*** Records supplied Section Begins ***
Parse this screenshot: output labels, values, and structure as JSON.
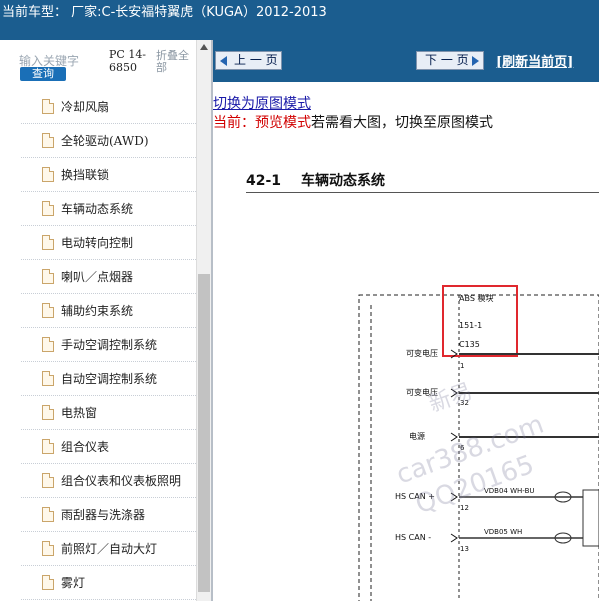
{
  "header": {
    "title": "当前车型：  厂家:C-长安福特翼虎（KUGA）2012-2013"
  },
  "sidebar": {
    "search_placeholder": "输入关键字",
    "search_button": "查询",
    "pc_number": "PC 14-6850",
    "collapse_label": "折叠全部",
    "items": [
      {
        "label": "冷却风扇"
      },
      {
        "label": "全轮驱动(AWD)"
      },
      {
        "label": "换挡联锁"
      },
      {
        "label": "车辆动态系统"
      },
      {
        "label": "电动转向控制"
      },
      {
        "label": "喇叭／点烟器"
      },
      {
        "label": "辅助约束系统"
      },
      {
        "label": "手动空调控制系统"
      },
      {
        "label": "自动空调控制系统"
      },
      {
        "label": "电热窗"
      },
      {
        "label": "组合仪表"
      },
      {
        "label": "组合仪表和仪表板照明"
      },
      {
        "label": "雨刮器与洗涤器"
      },
      {
        "label": "前照灯／自动大灯"
      },
      {
        "label": "雾灯"
      }
    ]
  },
  "toolbar": {
    "prev_label": "上 一 页",
    "next_label": "下 一 页",
    "refresh_label": "[刷新当前页]"
  },
  "content": {
    "switch_link": "切换为原图模式",
    "mode_current": "当前：预览模式",
    "mode_hint": "若需看大图，切换至原图模式",
    "page_number": "42-1",
    "page_title": "车辆动态系统"
  },
  "diagram": {
    "module_name": "ABS  模块",
    "module_code": "151-1",
    "connector": "C135",
    "pins": [
      {
        "label": "可变电压",
        "pin": "1"
      },
      {
        "label": "可变电压",
        "pin": "32"
      },
      {
        "label": "电源",
        "pin": "6"
      },
      {
        "label": "HS CAN +",
        "pin": "12",
        "wire": "VDB04   WH-BU"
      },
      {
        "label": "HS CAN -",
        "pin": "13",
        "wire": "VDB05   WH"
      }
    ],
    "highlight_color": "#e0282e"
  },
  "watermark": {
    "line1": "新易",
    "line2": "car388.com",
    "line3": "QQ20165"
  }
}
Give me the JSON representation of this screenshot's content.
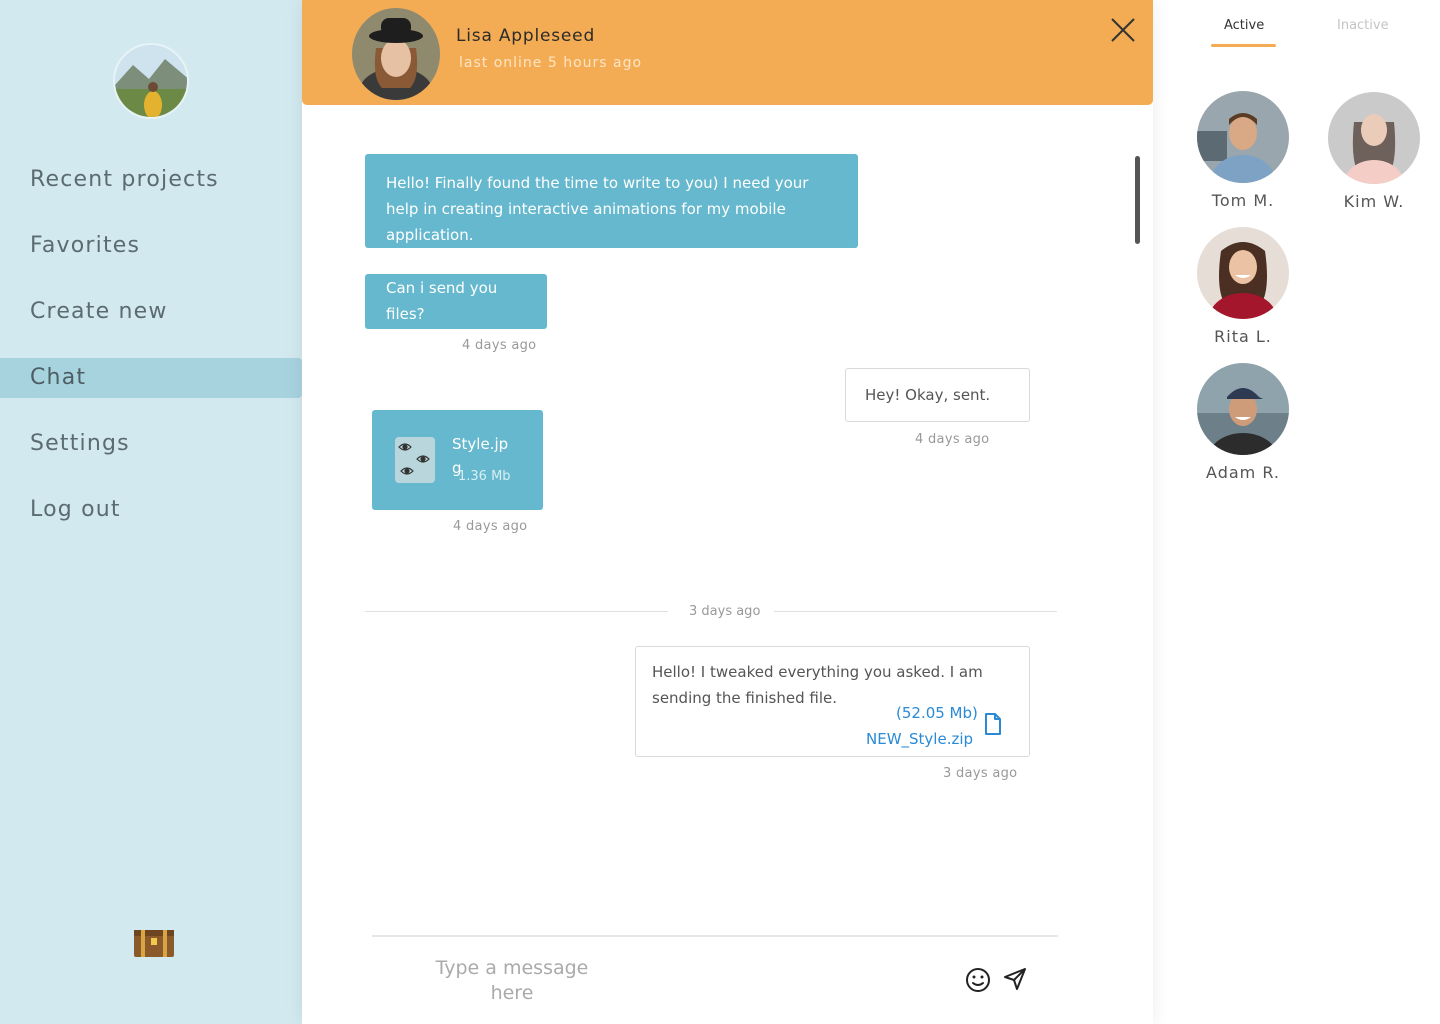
{
  "sidebar": {
    "items": [
      {
        "label": "Recent projects"
      },
      {
        "label": "Favorites"
      },
      {
        "label": "Create new"
      },
      {
        "label": "Chat",
        "active": true
      },
      {
        "label": "Settings"
      },
      {
        "label": "Log out"
      }
    ]
  },
  "header": {
    "name": "Lisa Appleseed",
    "status": "last online 5 hours ago"
  },
  "messages": {
    "m1": "Hello! Finally found the time to write to you) I need your help in creating interactive animations for my mobile application.",
    "m2": "Can i send you files?",
    "m2_time": "4 days ago",
    "m3": "Hey! Okay, sent.",
    "m3_time": "4 days ago",
    "file": {
      "name": "Style.jpg",
      "size": "1.36 Mb"
    },
    "file_time": "4 days ago",
    "divider": "3 days ago",
    "m5": "Hello! I tweaked everything you asked. I am sending the finished file.",
    "m5_attachment_size": "(52.05 Mb)",
    "m5_attachment_name": "NEW_Style.zip",
    "m5_time": "3 days ago"
  },
  "composer": {
    "placeholder": "Type a message here"
  },
  "contacts": {
    "tabs": {
      "active": "Active",
      "inactive": "Inactive"
    },
    "people": [
      {
        "name": "Tom M."
      },
      {
        "name": "Kim W."
      },
      {
        "name": "Rita L."
      },
      {
        "name": "Adam R."
      }
    ]
  },
  "colors": {
    "sidebar_bg": "#d2e9f0",
    "sidebar_active": "#a7d3df",
    "header_bg": "#f4ac54",
    "incoming_bubble": "#65b8cd",
    "link": "#2a8ad6"
  },
  "icons": [
    "close-icon",
    "file-icon",
    "emoji-icon",
    "send-icon",
    "chest-icon"
  ]
}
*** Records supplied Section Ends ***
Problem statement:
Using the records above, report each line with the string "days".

Completed exercise:
    "m2_time": "4 days ago",
    "m3_time": "4 days ago",
    "file_time": "4 days ago",
    "divider": "3 days ago",
    "m5_time": "3 days ago"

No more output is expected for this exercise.